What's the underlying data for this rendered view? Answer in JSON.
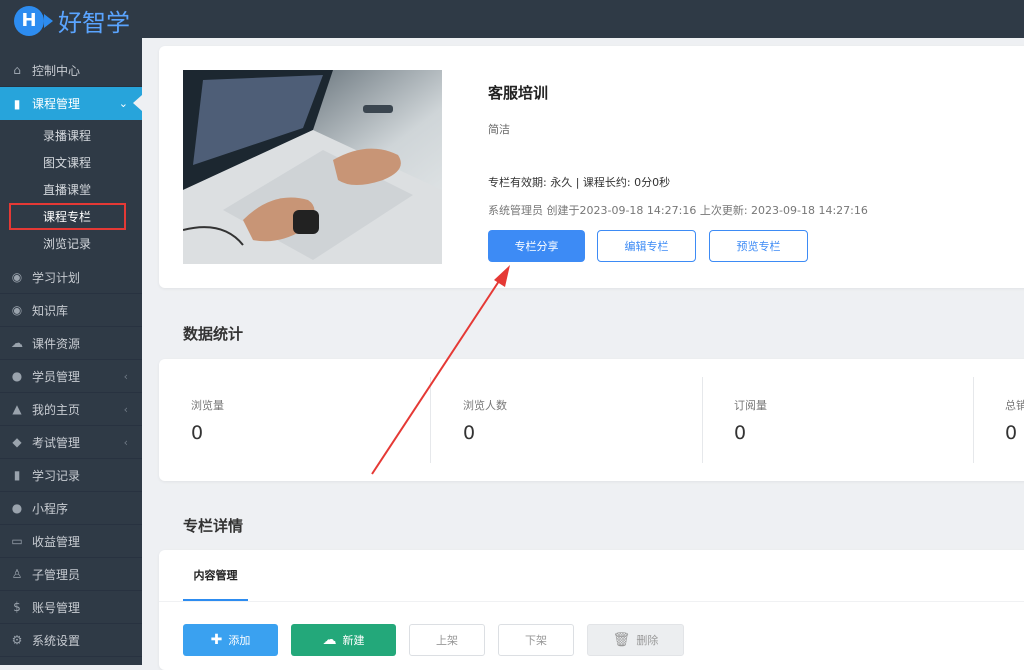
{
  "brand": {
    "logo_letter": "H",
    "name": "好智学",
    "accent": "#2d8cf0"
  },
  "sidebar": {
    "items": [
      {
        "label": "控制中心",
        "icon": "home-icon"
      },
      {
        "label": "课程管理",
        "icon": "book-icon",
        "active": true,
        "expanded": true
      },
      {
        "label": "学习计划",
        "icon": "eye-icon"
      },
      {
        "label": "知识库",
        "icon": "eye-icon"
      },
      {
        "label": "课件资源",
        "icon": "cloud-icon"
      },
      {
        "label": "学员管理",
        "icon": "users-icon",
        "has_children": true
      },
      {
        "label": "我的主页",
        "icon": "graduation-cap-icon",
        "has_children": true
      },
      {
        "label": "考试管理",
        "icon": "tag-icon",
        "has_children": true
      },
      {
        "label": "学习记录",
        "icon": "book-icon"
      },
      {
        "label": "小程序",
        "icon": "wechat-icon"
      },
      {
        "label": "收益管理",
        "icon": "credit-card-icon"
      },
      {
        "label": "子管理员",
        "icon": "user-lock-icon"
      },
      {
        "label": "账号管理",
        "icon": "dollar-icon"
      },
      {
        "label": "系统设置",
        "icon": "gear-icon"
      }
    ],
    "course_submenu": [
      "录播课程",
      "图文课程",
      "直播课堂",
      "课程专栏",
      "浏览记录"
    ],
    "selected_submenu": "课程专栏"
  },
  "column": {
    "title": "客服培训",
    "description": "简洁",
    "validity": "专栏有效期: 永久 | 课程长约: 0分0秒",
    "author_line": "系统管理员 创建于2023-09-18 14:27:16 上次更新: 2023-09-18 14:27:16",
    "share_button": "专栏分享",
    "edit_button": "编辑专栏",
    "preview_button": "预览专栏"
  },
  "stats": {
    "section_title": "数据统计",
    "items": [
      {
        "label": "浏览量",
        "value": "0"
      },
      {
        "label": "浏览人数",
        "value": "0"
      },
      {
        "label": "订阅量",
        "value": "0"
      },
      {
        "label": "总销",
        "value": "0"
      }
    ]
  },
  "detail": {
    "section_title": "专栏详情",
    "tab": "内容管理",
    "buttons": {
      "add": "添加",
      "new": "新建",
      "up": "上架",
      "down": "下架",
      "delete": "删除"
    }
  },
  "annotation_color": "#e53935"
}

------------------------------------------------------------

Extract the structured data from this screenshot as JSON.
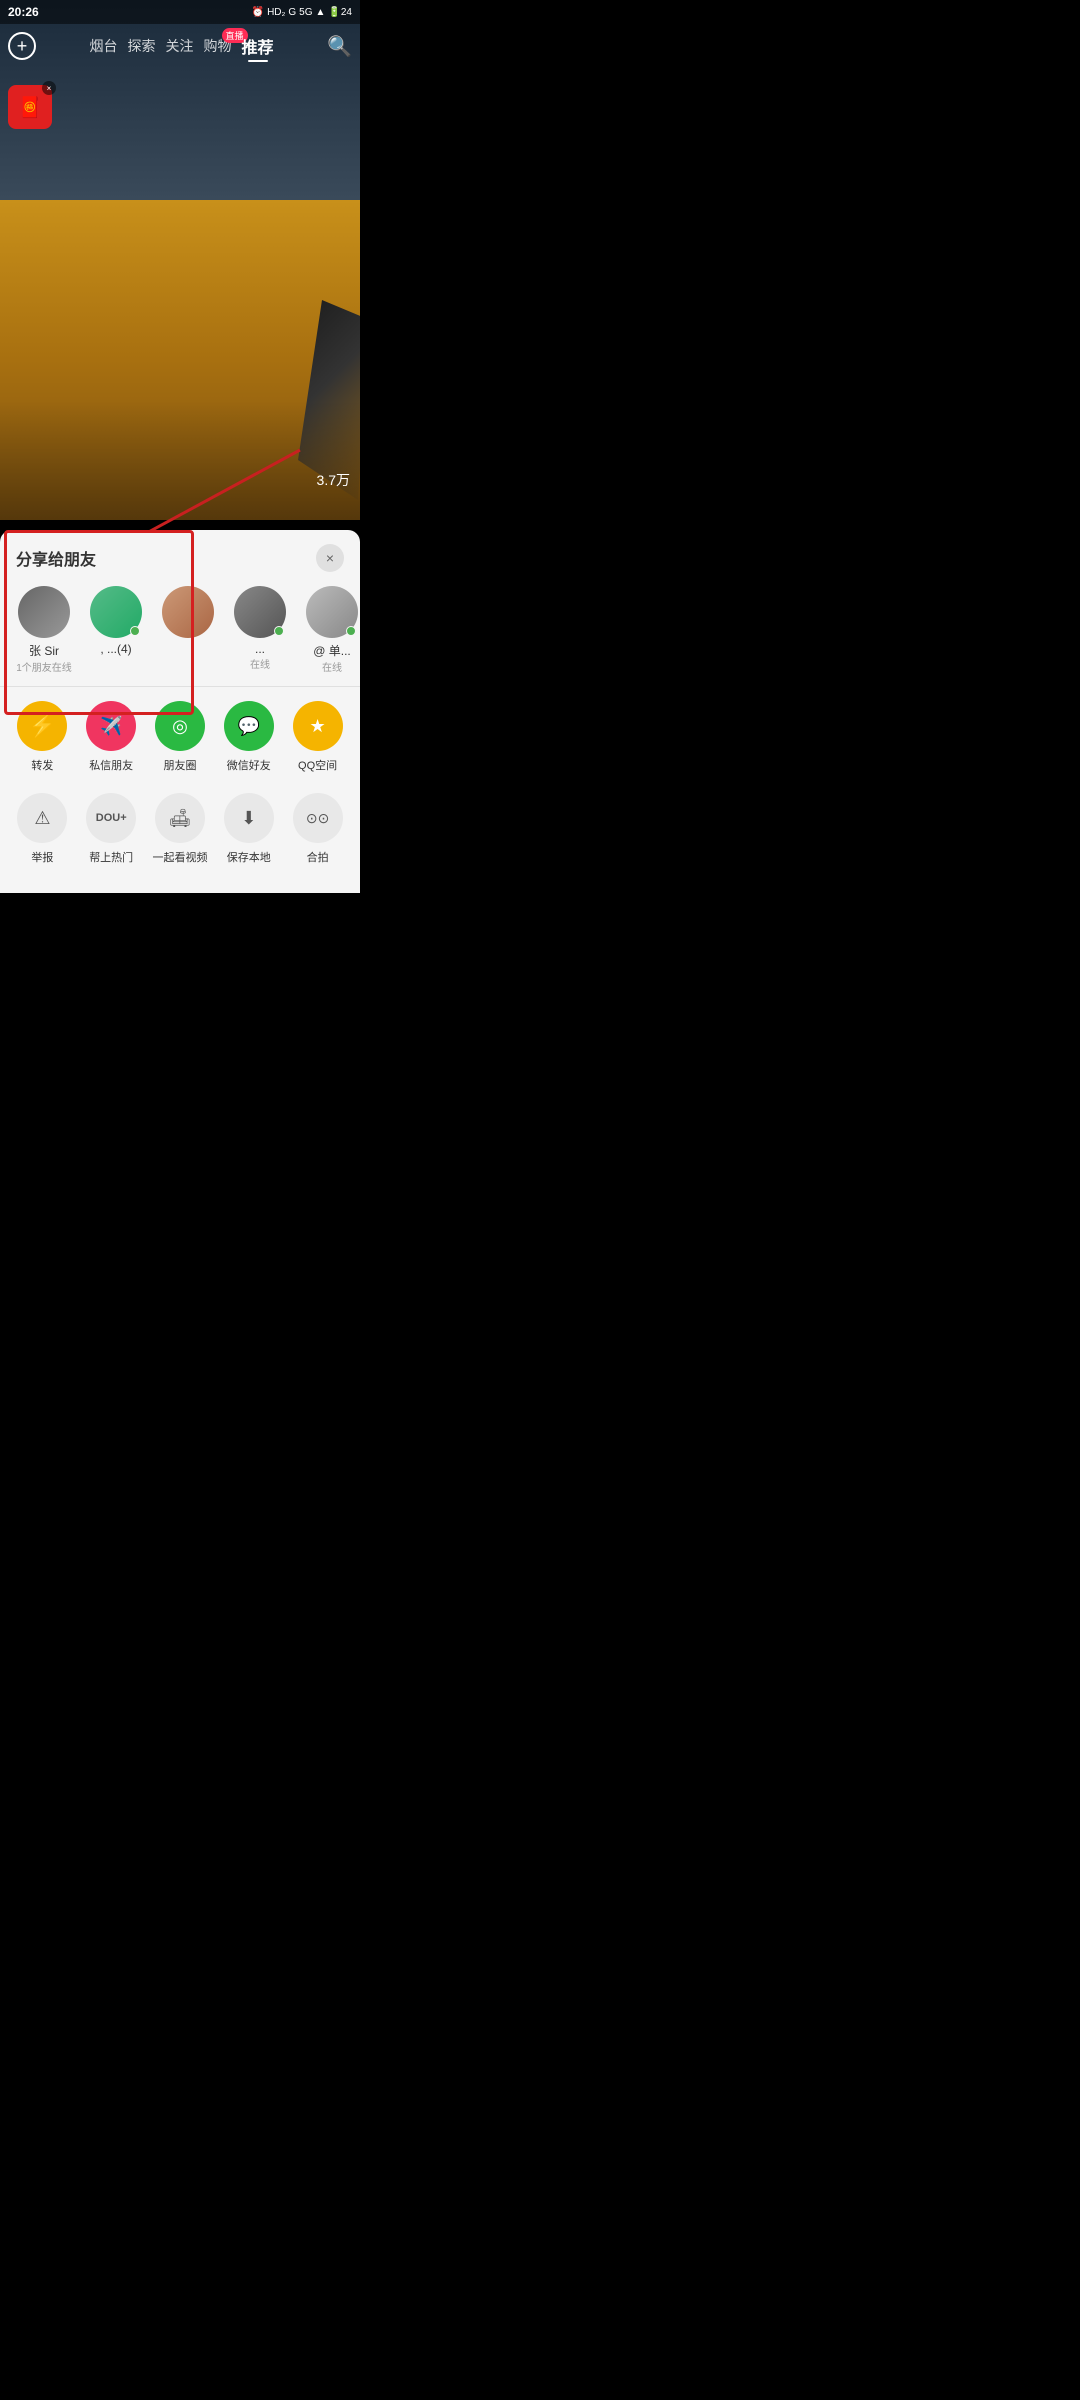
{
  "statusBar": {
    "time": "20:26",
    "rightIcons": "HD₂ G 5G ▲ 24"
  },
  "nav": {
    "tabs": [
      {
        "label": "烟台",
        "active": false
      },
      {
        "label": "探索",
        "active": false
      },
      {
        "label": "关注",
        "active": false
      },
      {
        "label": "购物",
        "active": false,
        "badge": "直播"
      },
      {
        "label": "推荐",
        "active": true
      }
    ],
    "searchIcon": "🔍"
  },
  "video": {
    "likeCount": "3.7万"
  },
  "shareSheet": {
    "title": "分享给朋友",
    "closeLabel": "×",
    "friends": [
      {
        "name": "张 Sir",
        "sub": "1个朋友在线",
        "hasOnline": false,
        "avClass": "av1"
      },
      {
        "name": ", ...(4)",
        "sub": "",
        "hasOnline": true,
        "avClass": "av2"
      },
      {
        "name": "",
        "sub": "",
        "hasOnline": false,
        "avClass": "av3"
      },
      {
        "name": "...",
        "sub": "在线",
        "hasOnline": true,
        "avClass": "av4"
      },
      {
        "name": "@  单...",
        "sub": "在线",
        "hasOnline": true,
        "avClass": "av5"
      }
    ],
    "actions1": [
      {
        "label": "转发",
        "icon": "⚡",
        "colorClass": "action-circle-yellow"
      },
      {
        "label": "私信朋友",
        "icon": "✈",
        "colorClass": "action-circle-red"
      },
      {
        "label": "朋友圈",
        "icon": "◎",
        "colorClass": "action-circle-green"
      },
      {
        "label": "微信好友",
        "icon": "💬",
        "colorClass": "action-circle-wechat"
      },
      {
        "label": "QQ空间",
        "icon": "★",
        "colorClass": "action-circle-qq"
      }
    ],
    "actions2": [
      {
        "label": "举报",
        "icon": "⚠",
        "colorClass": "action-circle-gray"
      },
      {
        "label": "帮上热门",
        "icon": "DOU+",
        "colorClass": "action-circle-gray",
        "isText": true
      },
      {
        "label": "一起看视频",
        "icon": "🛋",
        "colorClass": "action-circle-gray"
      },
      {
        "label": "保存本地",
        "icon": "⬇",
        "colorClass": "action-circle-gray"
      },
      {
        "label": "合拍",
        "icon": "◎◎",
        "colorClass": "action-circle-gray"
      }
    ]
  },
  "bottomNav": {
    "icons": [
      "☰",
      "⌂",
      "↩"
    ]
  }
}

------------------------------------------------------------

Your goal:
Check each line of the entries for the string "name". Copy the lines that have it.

Response for this exercise:
    "name": "好智学",
        "name": "张 Sir",
        "name": ", ...(4)",
        "name": "",
        "name": "...",
        "name": "@  单...",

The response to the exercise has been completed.